(Beginning of EXERCISE MATERIAL)
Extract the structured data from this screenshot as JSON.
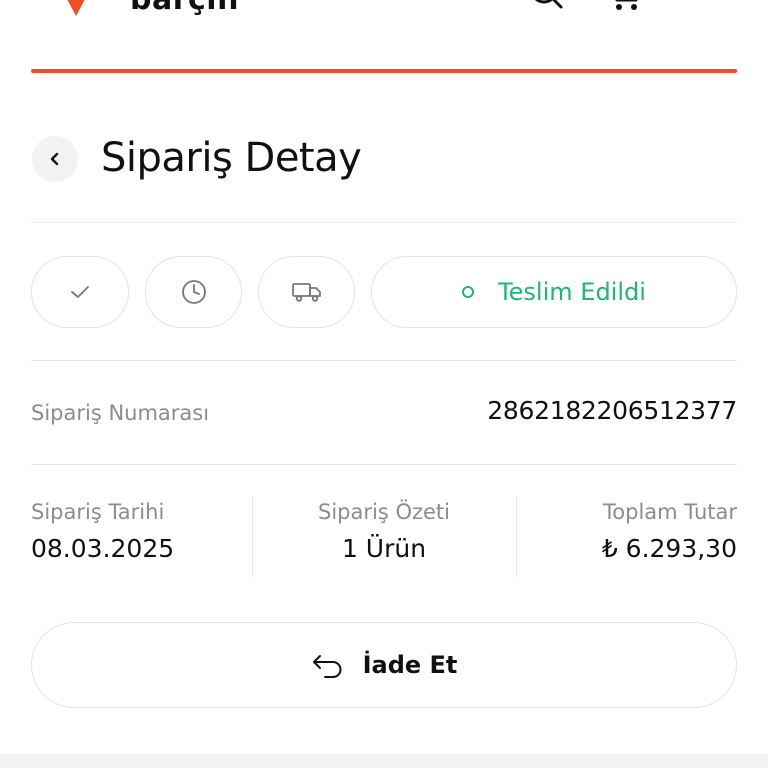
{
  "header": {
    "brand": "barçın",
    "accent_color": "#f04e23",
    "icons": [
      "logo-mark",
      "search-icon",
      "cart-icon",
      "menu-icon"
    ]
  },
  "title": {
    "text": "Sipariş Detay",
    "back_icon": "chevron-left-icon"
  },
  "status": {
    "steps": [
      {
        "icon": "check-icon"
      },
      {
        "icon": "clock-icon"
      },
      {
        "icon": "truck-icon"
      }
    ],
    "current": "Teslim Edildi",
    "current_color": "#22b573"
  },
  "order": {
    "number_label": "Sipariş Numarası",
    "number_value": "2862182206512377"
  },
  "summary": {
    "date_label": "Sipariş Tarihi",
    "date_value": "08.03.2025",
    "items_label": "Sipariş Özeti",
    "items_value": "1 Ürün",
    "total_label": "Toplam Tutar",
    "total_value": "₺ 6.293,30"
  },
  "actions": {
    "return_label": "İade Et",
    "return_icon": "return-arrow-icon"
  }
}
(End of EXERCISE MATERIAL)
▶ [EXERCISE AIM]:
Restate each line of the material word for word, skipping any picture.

▶ [WORKED SOLUTION]:
Extract the structured data from this screenshot as JSON.
{
  "header": {
    "brand": "barçın",
    "accent_color": "#f04e23",
    "icons": [
      "logo-mark",
      "search-icon",
      "cart-icon",
      "menu-icon"
    ]
  },
  "title": {
    "text": "Sipariş Detay",
    "back_icon": "chevron-left-icon"
  },
  "status": {
    "steps": [
      {
        "icon": "check-icon"
      },
      {
        "icon": "clock-icon"
      },
      {
        "icon": "truck-icon"
      }
    ],
    "current": "Teslim Edildi",
    "current_color": "#22b573"
  },
  "order": {
    "number_label": "Sipariş Numarası",
    "number_value": "2862182206512377"
  },
  "summary": {
    "date_label": "Sipariş Tarihi",
    "date_value": "08.03.2025",
    "items_label": "Sipariş Özeti",
    "items_value": "1 Ürün",
    "total_label": "Toplam Tutar",
    "total_value": "₺ 6.293,30"
  },
  "actions": {
    "return_label": "İade Et",
    "return_icon": "return-arrow-icon"
  }
}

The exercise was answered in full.